Phosphorylated α-synuclein accounts for more than 90% of α-synuclein found in Lewy bodies of Parkinson’s disease (PD). We aimed to examine whether plasma Ser129-phosphorylated α-synuclein (pS129-α-synuclein) is a surrogate marker of PD progression. This prospective study enrolled 170 participants (122 PD patients, 68 controls). We measured plasma levels of total and pS129-α-synuclein using immunomagnetic reduction-based immunoassay. PD patients received evaluations of motor and cognition at baseline and at a mean follow-up interval of three years.
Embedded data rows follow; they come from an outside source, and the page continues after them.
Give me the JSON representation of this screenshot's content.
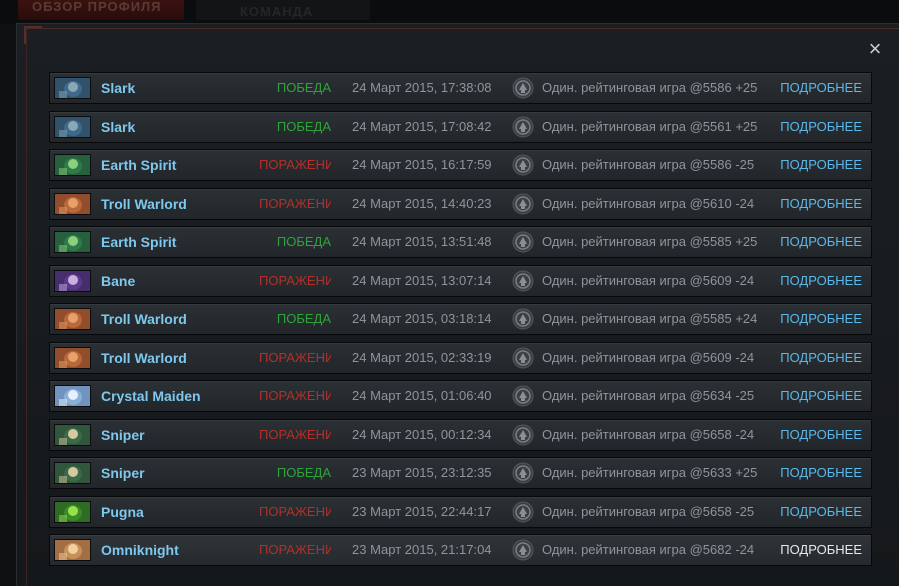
{
  "tabs": {
    "profile": "ОБЗОР ПРОФИЛЯ",
    "team": "КОМАНДА"
  },
  "close_label": "×",
  "matches": [
    {
      "hero": "Slark",
      "hero_key": "slark",
      "result": "ПОБЕДА",
      "outcome": "win",
      "datetime": "24 Март 2015, 17:38:08",
      "mode": "Один. рейтинговая игра @5586 +25",
      "details": "ПОДРОБНЕЕ"
    },
    {
      "hero": "Slark",
      "hero_key": "slark",
      "result": "ПОБЕДА",
      "outcome": "win",
      "datetime": "24 Март 2015, 17:08:42",
      "mode": "Один. рейтинговая игра @5561 +25",
      "details": "ПОДРОБНЕЕ"
    },
    {
      "hero": "Earth Spirit",
      "hero_key": "earth-spirit",
      "result": "ПОРАЖЕНИЕ",
      "outcome": "loss",
      "datetime": "24 Март 2015, 16:17:59",
      "mode": "Один. рейтинговая игра @5586 -25",
      "details": "ПОДРОБНЕЕ"
    },
    {
      "hero": "Troll Warlord",
      "hero_key": "troll-warlord",
      "result": "ПОРАЖЕНИЕ",
      "outcome": "loss",
      "datetime": "24 Март 2015, 14:40:23",
      "mode": "Один. рейтинговая игра @5610 -24",
      "details": "ПОДРОБНЕЕ"
    },
    {
      "hero": "Earth Spirit",
      "hero_key": "earth-spirit",
      "result": "ПОБЕДА",
      "outcome": "win",
      "datetime": "24 Март 2015, 13:51:48",
      "mode": "Один. рейтинговая игра @5585 +25",
      "details": "ПОДРОБНЕЕ"
    },
    {
      "hero": "Bane",
      "hero_key": "bane",
      "result": "ПОРАЖЕНИЕ",
      "outcome": "loss",
      "datetime": "24 Март 2015, 13:07:14",
      "mode": "Один. рейтинговая игра @5609 -24",
      "details": "ПОДРОБНЕЕ"
    },
    {
      "hero": "Troll Warlord",
      "hero_key": "troll-warlord",
      "result": "ПОБЕДА",
      "outcome": "win",
      "datetime": "24 Март 2015, 03:18:14",
      "mode": "Один. рейтинговая игра @5585 +24",
      "details": "ПОДРОБНЕЕ"
    },
    {
      "hero": "Troll Warlord",
      "hero_key": "troll-warlord",
      "result": "ПОРАЖЕНИЕ",
      "outcome": "loss",
      "datetime": "24 Март 2015, 02:33:19",
      "mode": "Один. рейтинговая игра @5609 -24",
      "details": "ПОДРОБНЕЕ"
    },
    {
      "hero": "Crystal Maiden",
      "hero_key": "crystal-maiden",
      "result": "ПОРАЖЕНИЕ",
      "outcome": "loss",
      "datetime": "24 Март 2015, 01:06:40",
      "mode": "Один. рейтинговая игра @5634 -25",
      "details": "ПОДРОБНЕЕ"
    },
    {
      "hero": "Sniper",
      "hero_key": "sniper",
      "result": "ПОРАЖЕНИЕ",
      "outcome": "loss",
      "datetime": "24 Март 2015, 00:12:34",
      "mode": "Один. рейтинговая игра @5658 -24",
      "details": "ПОДРОБНЕЕ"
    },
    {
      "hero": "Sniper",
      "hero_key": "sniper",
      "result": "ПОБЕДА",
      "outcome": "win",
      "datetime": "23 Март 2015, 23:12:35",
      "mode": "Один. рейтинговая игра @5633 +25",
      "details": "ПОДРОБНЕЕ"
    },
    {
      "hero": "Pugna",
      "hero_key": "pugna",
      "result": "ПОРАЖЕНИЕ",
      "outcome": "loss",
      "datetime": "23 Март 2015, 22:44:17",
      "mode": "Один. рейтинговая игра @5658 -25",
      "details": "ПОДРОБНЕЕ"
    },
    {
      "hero": "Omniknight",
      "hero_key": "omniknight",
      "result": "ПОРАЖЕНИЕ",
      "outcome": "loss",
      "datetime": "23 Март 2015, 21:17:04",
      "mode": "Один. рейтинговая игра @5682 -24",
      "details": "ПОДРОБНЕЕ",
      "active": true
    }
  ],
  "hero_colors": {
    "slark": [
      "#3f6a8a",
      "#8aa7b6",
      "#1f2f3c"
    ],
    "earth-spirit": [
      "#2f7a4a",
      "#8ecf7a",
      "#1b3a28"
    ],
    "troll-warlord": [
      "#b8683a",
      "#e7a06a",
      "#5a2a18"
    ],
    "bane": [
      "#5a3a8a",
      "#c8b0e0",
      "#2a1a40"
    ],
    "crystal-maiden": [
      "#8ab0d8",
      "#e8f0ff",
      "#4a6a9a"
    ],
    "sniper": [
      "#3a6a4a",
      "#d8c8a0",
      "#223a2a"
    ],
    "pugna": [
      "#3a8a2a",
      "#9ae04a",
      "#1a4018"
    ],
    "omniknight": [
      "#c89058",
      "#f0d0a0",
      "#6a4028"
    ]
  },
  "colors": {
    "win": "#2fa33b",
    "loss": "#b3302a",
    "hero_name": "#7ec8ee",
    "details_link": "#5ab8ea"
  }
}
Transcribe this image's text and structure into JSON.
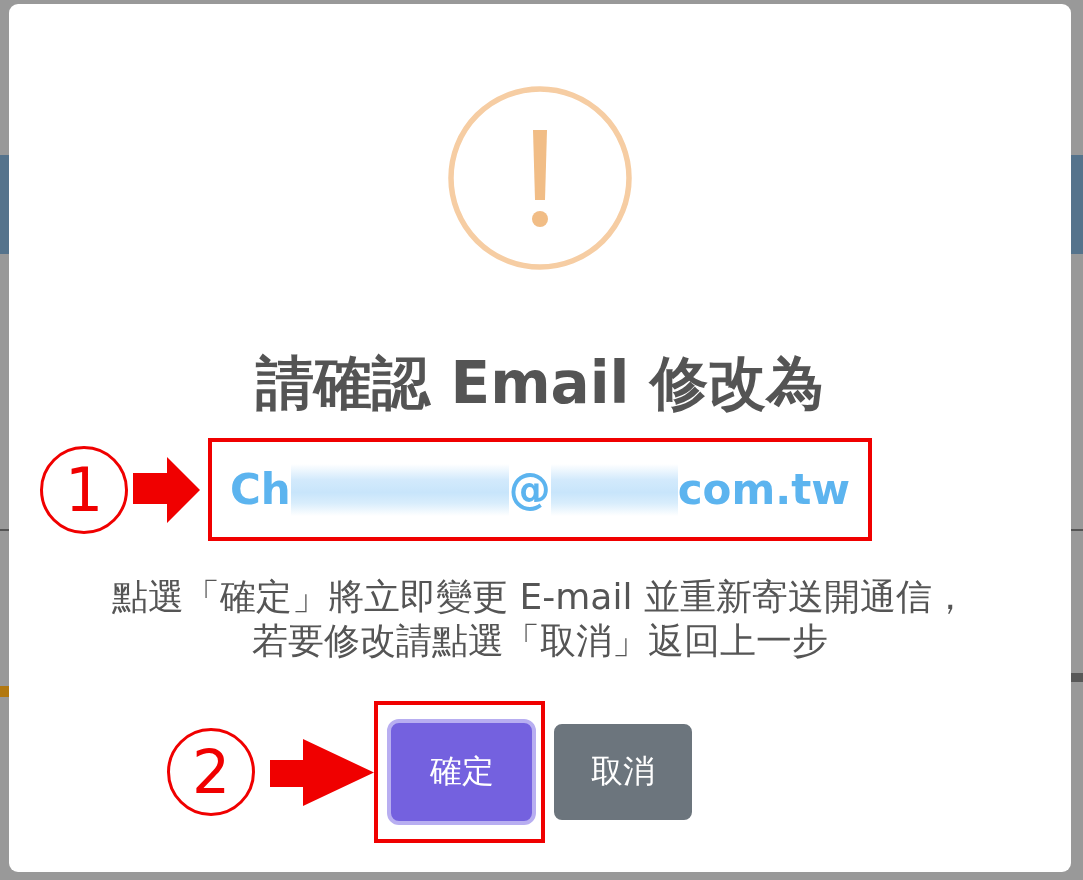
{
  "dialog": {
    "title": "請確認 Email 修改為",
    "email": {
      "annotation": "1",
      "parts": [
        {
          "kind": "text",
          "text": "Ch"
        },
        {
          "kind": "redacted"
        },
        {
          "kind": "text",
          "text": "@"
        },
        {
          "kind": "redacted"
        },
        {
          "kind": "text",
          "text": "com.tw"
        }
      ]
    },
    "message_lines": [
      "點選「確定」將立即變更 E-mail 並重新寄送開通信，",
      "若要修改請點選「取消」返回上一步"
    ],
    "buttons": [
      {
        "label": "確定",
        "kind": "primary",
        "focused": true,
        "annotation": "2"
      },
      {
        "label": "取消",
        "kind": "secondary",
        "focused": false
      }
    ]
  }
}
Changes in the Movement Disorder Society revision of the Unified Parkinson’s Disease Rating Scale motor score (MDS-UPDRS part III) and Mini-Mental State Examination (MMSE) score were used to assess motor and cognition progression. Our results showed that plasma levels of total and pS129-α-synuclein were significantly higher in PD patients than controls (total: 1302.3 ± 886.6 fg/mL vs. 77.8 ± 36.6 fg/mL, p < 0.001; pS129-α-synuclein: 12.9 ± 8.7 fg/mL vs. 0.8 ± 0.6 fg/mL, p < 0.001), as was the pS129-α-synuclein/total α-synuclein ratio (2.8 ± 1.1% vs. 1.1 ± 0.6%, p = 0.01). Among PD patients, pS129-α-synuclein levels were higher with advanced motor stage (p < 0.001) and correlated with MDS-UPDRS part III scores (r = 0.27, 95% CI: 0.09–0.43, p = 0.004). However, we found no remarkable difference between PD patients with and without dementia (p = 0.75). After a mean follow-up of 3.5 ± 2.1 years, PD patients with baseline pS129-α-synuclein > 8.5 fg/mL were at higher risk of motor symptom progression of at least 3 points in the MDS-UPDRS part III scores than those with pS129-α-synuclein < 8.5 fg/mL (p = 0.03, log rank test). In conclusion, our data suggest that plasma pS129-α-synuclein levels correlate with motor severity and progression, but not cognitive decline, in patients with PD.
ASJC Scopus subject areas
- 醫藥 (全部)